Downgraded: British Airways’ standing among royal Qataris
Members of Qatar’s royal family were kicked off a British Airways flight for not following safety procedures, when they refused to take their seats. Why wouldn’t they sit? “After boarding, the women complained about the seats they had been allocated because they were next to men they did not know.” Setting aside the culture clash: None of this would have happened if British Airways would actually allow advance seat assignments for passengers on fares lower than the most expensive tickets. (Given their seating concerns, I imagine the royals flew discounted business business class.)
Downgraded: Your privacy (who knew it could be downgraded more?)
Under an expanded security agreement between the US and the EU, gobs and gobs of personal data can and will be shared with governments. If asked, airlines will be required to hand over any information they collect from you. Ask for a king-size bed as part of your package? Homeland Security will know. (Via Consumerist)
Upgraded: TSA Chief Kip Hawley’s internet presence
Downgraded: Logical explanations
Security guru Bruce Schneier is running a multi-part interview with TSA Director Kip Hawley this week. The first part is here. Bruce questions the logic of the 3-ounce liquid restrictions, etc. I’m happy to see Hawley reaching out again, but some of the answers just don’t cut it. For example: “If a TSO finds you or the contents of your bag suspicious, you might get interviewed and/or have your bags more closely examined. If the TSO throws your liquids in the trash, they don’t find you a threat.” Huh? What? Read the whole thing.
Getting paid to eat airline food?
Malaysia Airlines had to pay the equivalent of US$5,700 to a vegetarian who ended up eating chicken on board one of the airline’s flights. The payment covers “depression, shock, mental anguish and humiliation” that the man, an Indian Brahmin, suffered. Insert airline food joke here.
Flight attendants pan United’s “bill of rights”
United Airlines’ pathetic attempt at warding off the passengers’ bill of rights was slammed last week by its own flight attendants. No surprises there. After all, they’ll bear the brunt of the policy: Upset passengers tend to take their anger at the company out on the staff.
Resort fees revealed

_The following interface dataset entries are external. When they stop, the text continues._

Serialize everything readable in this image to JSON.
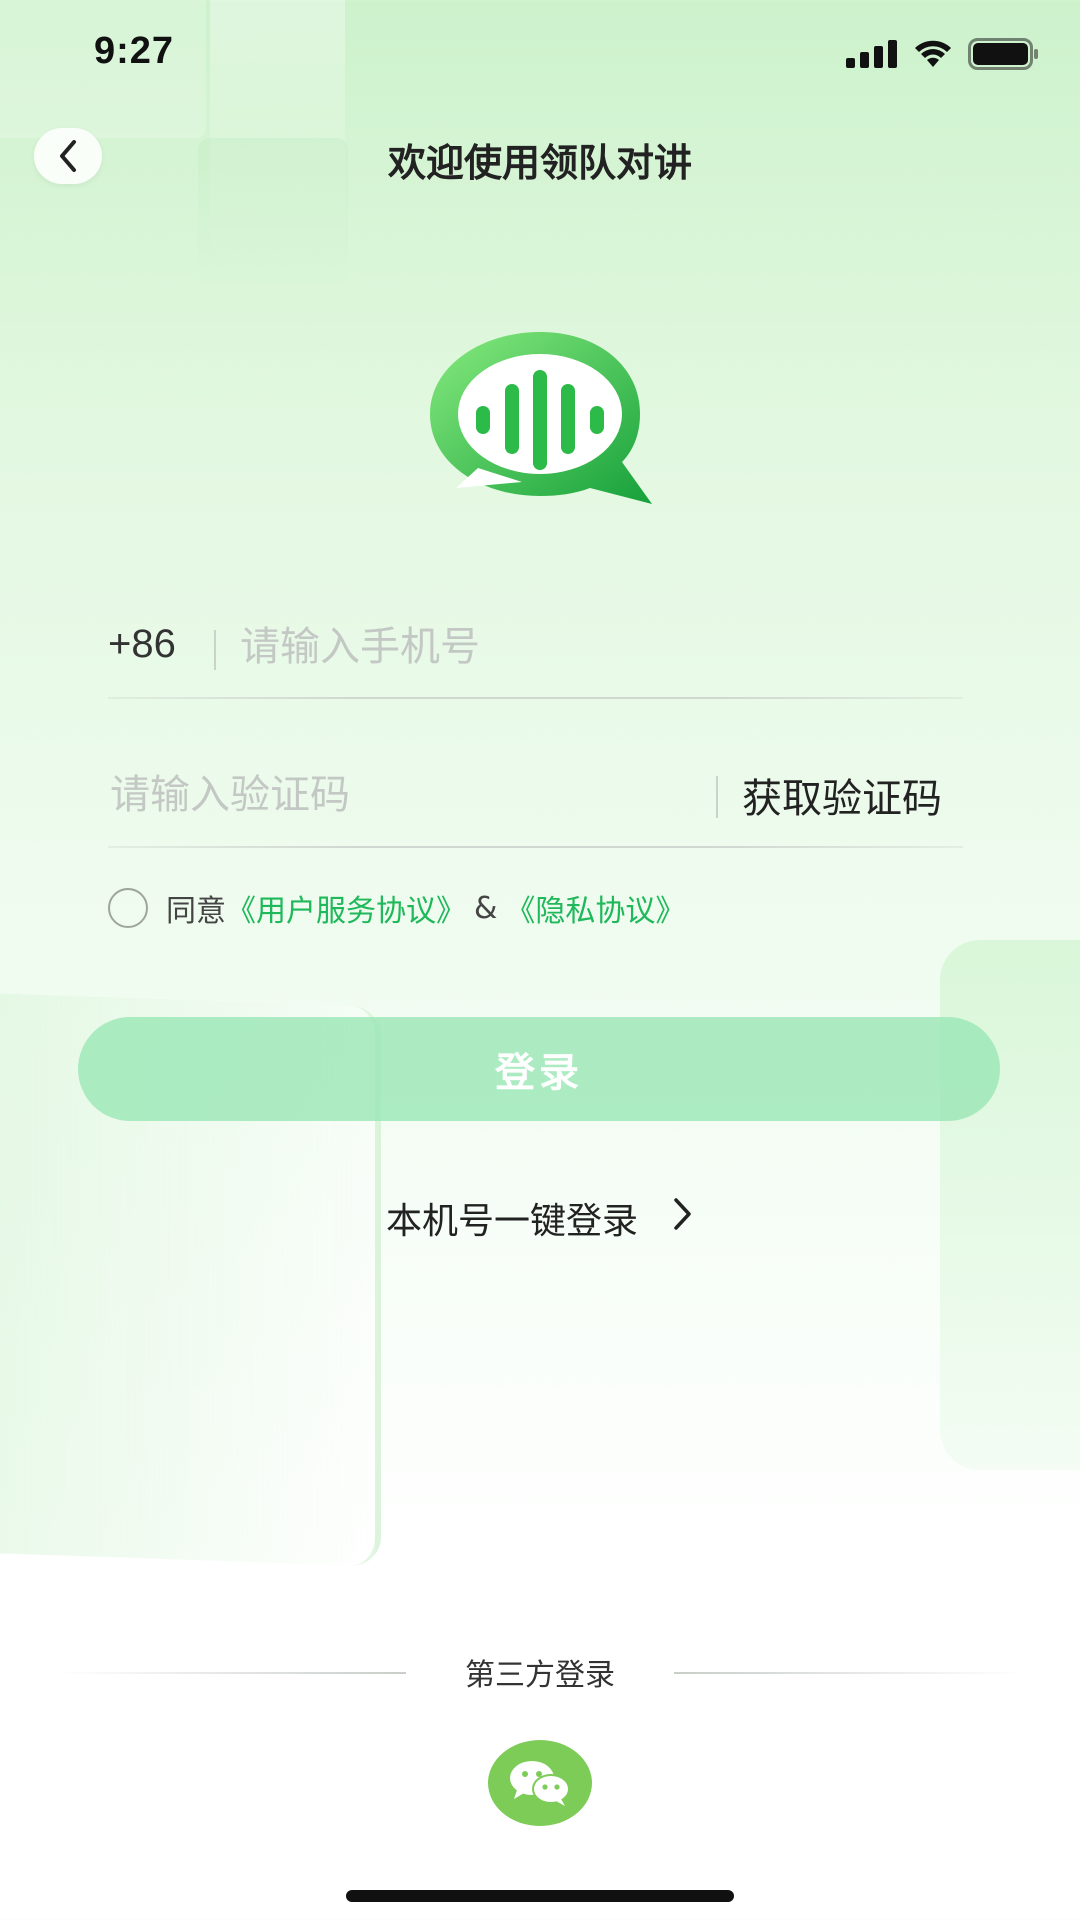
{
  "status_bar": {
    "time": "9:27",
    "signal_icon": "cellular-signal-icon",
    "wifi_icon": "wifi-icon",
    "battery_icon": "battery-icon"
  },
  "header": {
    "back_icon": "chevron-left-icon",
    "title": "欢迎使用领队对讲"
  },
  "logo": {
    "icon": "voice-chat-bubble-logo",
    "colors": {
      "light": "#7ee37a",
      "dark": "#1aa83c"
    }
  },
  "form": {
    "country_code": "+86",
    "phone_placeholder": "请输入手机号",
    "code_placeholder": "请输入验证码",
    "get_code_label": "获取验证码"
  },
  "agreement": {
    "prefix": "同意",
    "user_agreement": "《用户服务协议》",
    "amp": "&",
    "privacy": "《隐私协议》",
    "checked": false,
    "link_color": "#1fb85a"
  },
  "login_button": {
    "label": "登录",
    "color": "#94e6b2"
  },
  "one_key_login": {
    "label": "本机号一键登录",
    "icon": "chevron-right-icon"
  },
  "third_party": {
    "label": "第三方登录",
    "wechat_icon": "wechat-icon",
    "wechat_color": "#7dcc58"
  }
}
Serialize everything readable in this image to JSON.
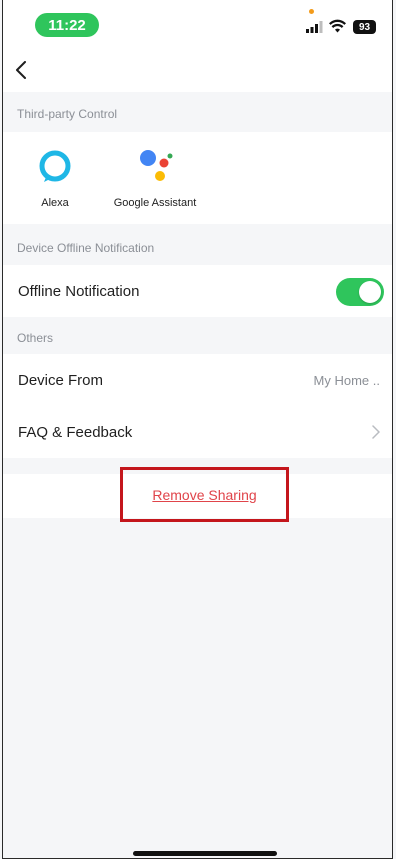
{
  "status_bar": {
    "time": "11:22",
    "battery": "93"
  },
  "third_party": {
    "header": "Third-party Control",
    "items": [
      {
        "label": "Alexa",
        "icon": "alexa-icon"
      },
      {
        "label": "Google Assistant",
        "icon": "google-assistant-icon"
      }
    ]
  },
  "offline": {
    "header": "Device Offline Notification",
    "label": "Offline Notification",
    "enabled": true
  },
  "others": {
    "header": "Others",
    "device_from_label": "Device From",
    "device_from_value": "My Home ..",
    "faq_label": "FAQ & Feedback"
  },
  "remove_sharing": "Remove Sharing",
  "colors": {
    "accent": "#2fc55c",
    "danger": "#e0444a",
    "highlight_box": "#c4161c"
  }
}
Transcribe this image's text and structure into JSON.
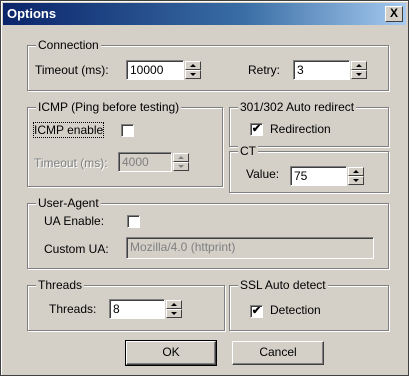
{
  "window": {
    "title": "Options",
    "close_glyph": "X"
  },
  "connection": {
    "legend": "Connection",
    "timeout_label": "Timeout (ms):",
    "timeout_value": "10000",
    "retry_label": "Retry:",
    "retry_value": "3"
  },
  "icmp": {
    "legend": "ICMP (Ping before testing)",
    "enable_label": "ICMP enable",
    "enable_checked": false,
    "timeout_label": "Timeout (ms):",
    "timeout_value": "4000"
  },
  "redirect": {
    "legend": "301/302 Auto redirect",
    "redirection_label": "Redirection",
    "redirection_checked": true
  },
  "ct": {
    "legend": "CT",
    "value_label": "Value:",
    "value": "75"
  },
  "useragent": {
    "legend": "User-Agent",
    "enable_label": "UA Enable:",
    "enable_checked": false,
    "custom_label": "Custom UA:",
    "custom_value": "Mozilla/4.0 (httprint)"
  },
  "threads": {
    "legend": "Threads",
    "threads_label": "Threads:",
    "threads_value": "8"
  },
  "ssl": {
    "legend": "SSL Auto detect",
    "detection_label": "Detection",
    "detection_checked": true
  },
  "buttons": {
    "ok": "OK",
    "cancel": "Cancel"
  },
  "check_glyph": "✔"
}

One of my longtime pet peeves has been resort fees — the generally unadvertised yet mandatory surcharges on top of published hotel room rates. They’re the definition of customer-unfriendly. They’re usually unadvertised. They’re often mandatory. They’re sneaky, in that they make rates look cheaper than they actually are in online searches. And they charge you money for amenities that should either be standard to the room, or that you should be allowed to opt into. Grr… Anyway… Some destinations are more infested with the plague of resort fees than others. Hawaii is one such place. Now, via SmarterTravel.com, comes this handy list of resort fees in the 50th state. You’ll see the cost, what’s included, and whether or not it’s mandatory. Check it before you book.
Who’s on the No-Fly List?

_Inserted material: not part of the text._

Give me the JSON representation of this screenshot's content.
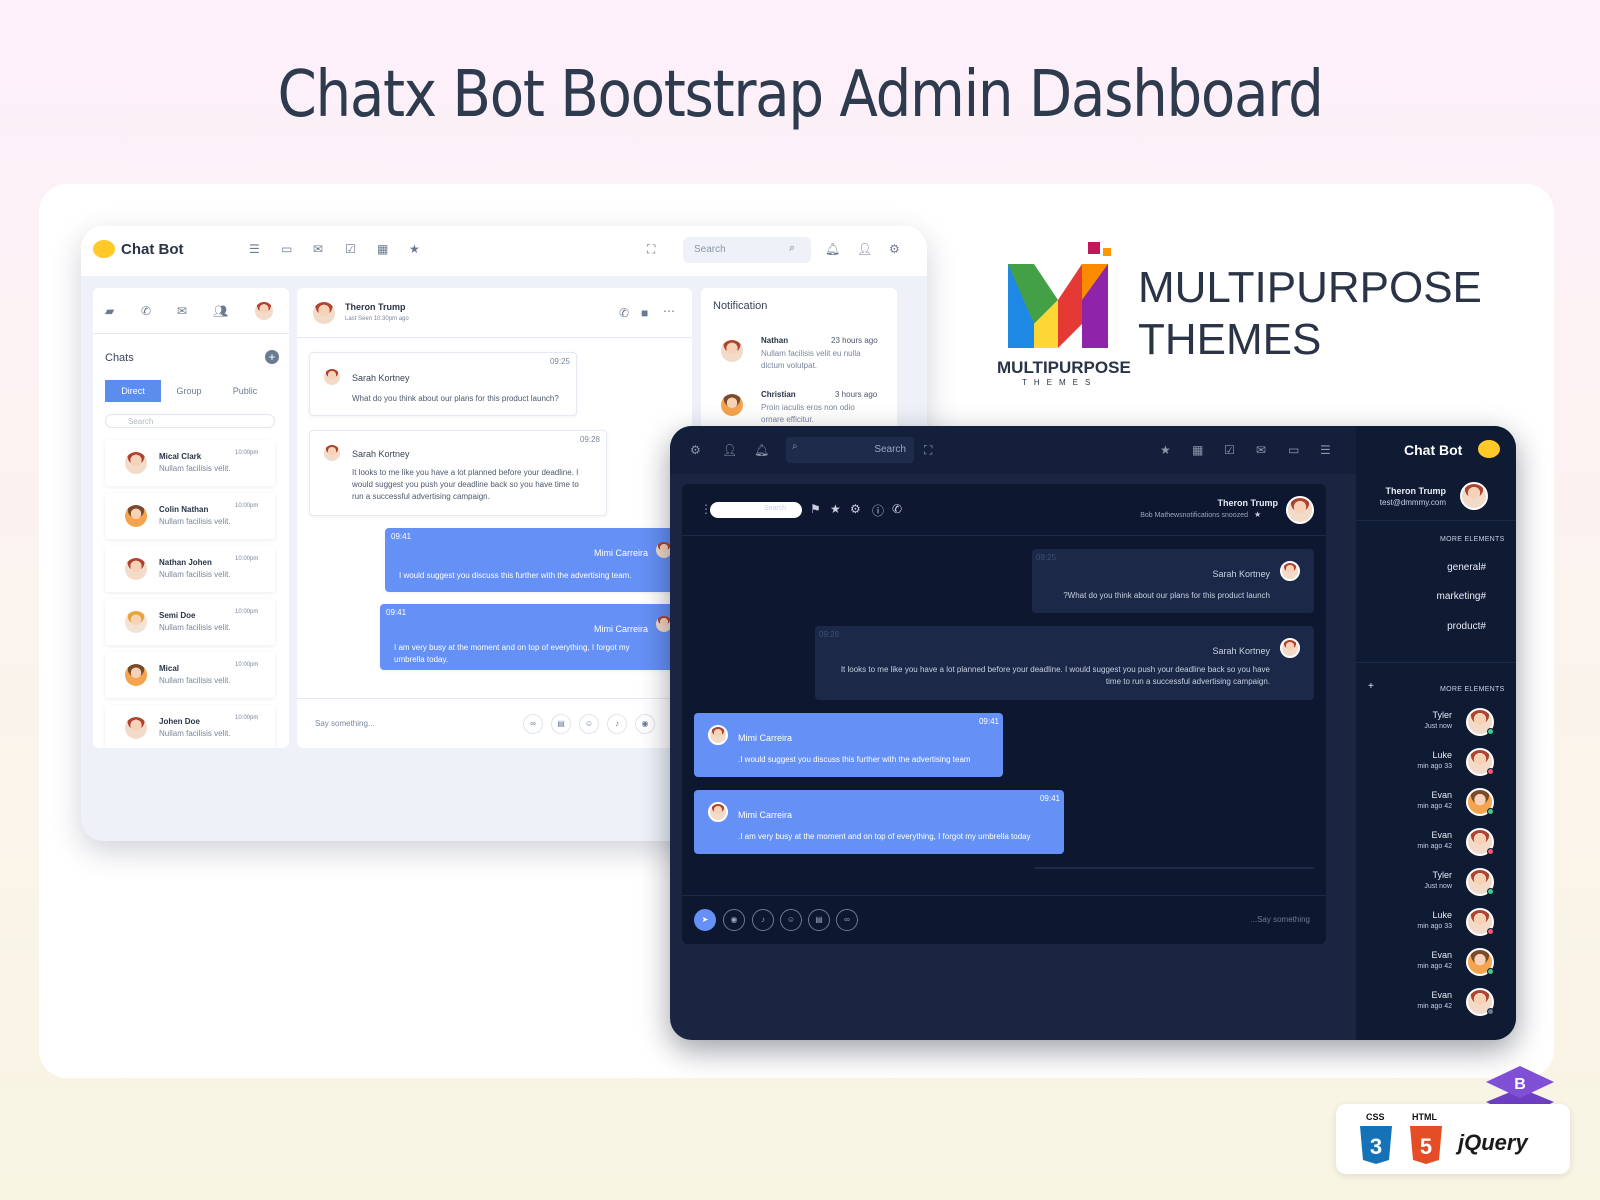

CBS’ “60 Minutes” obtained a copy of what is allegedly the entire consolidated No-Fly List, and found numerous errors, including long-deceased revolutionaries, the 9/11 hijackers, and the president of Bolivia. The list contains 44,000 names, plus an additional 75,000 names of people who are required to undergo secondary screening. Honestly, I assumed the list would be even longer, especially when you consider that some people appear several times, with spelling variations (e.g., Usama and Osama bin Laden). (via Benet Wilson, whose blog just moved to new digs and got a new title)
Spend a day in Jamaica for $179
I get peppered with e-mails promoting all sorts of travel-related products and services, but this one struck me as sufficiently bizarre to warrant a post. Sandals Resorts is luring honeymooners by offering one-day trips to their Royal Caribbean Resort in Montego Bay, Jamaica as a “test-drive.” For $179, you fly down in the morning, get their sales pitch (with lunch and a spa treatment seemingly included), and fly back in the evening. Mileage run on Air Jamaica, anyone? Have fun explaining that one to the passport control on your return.